MetLife Foundation Funds Exhibit on Aging
Looking at Sturgis on the cover of The Gerontologist
Aging Inside Angola State Penitentiary
Photographing America’s Aging Heroes: The Tuskegee Airmen
Aging Across America Visits a California Shopping Mall
Redefining Aging in the 21st Century
Myths and Realities of Blue Zones and Aging in America
The Flag Ladies of Freeport, Maine
Jubilation and Aging Hippies in Times Square
Aging Rock ‘n Rollers Take Manhattan’s West Side
The Woodstock Generation Comes of Age
Art, Geriatrics, and Venice Beach
Another Cover Photo on The Gerontologist
15 Years of Covers on The Gerontologist
Ping Pong, Aging, and the Disuse Syndrome
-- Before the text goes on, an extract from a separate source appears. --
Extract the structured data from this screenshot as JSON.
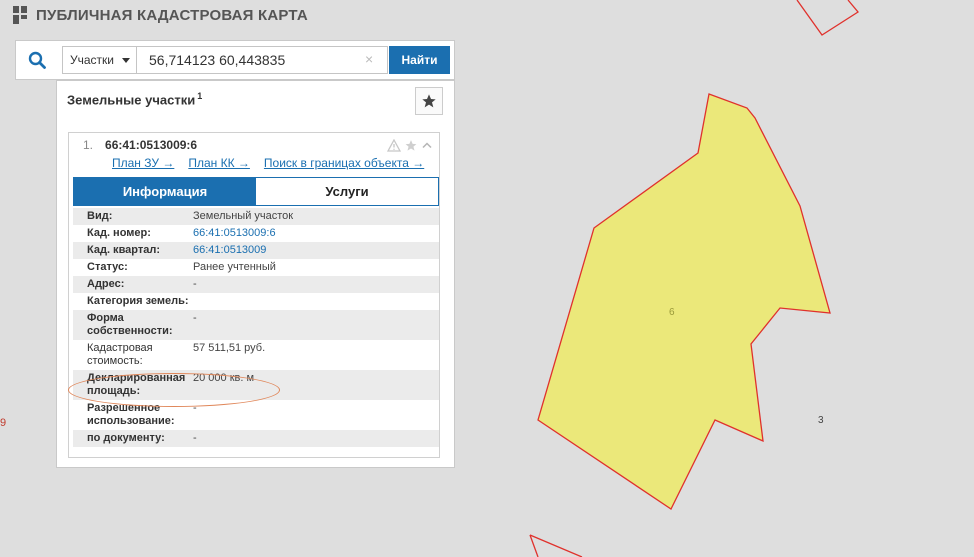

My Patient with the Tattoo
The Twilight of Jewish Miami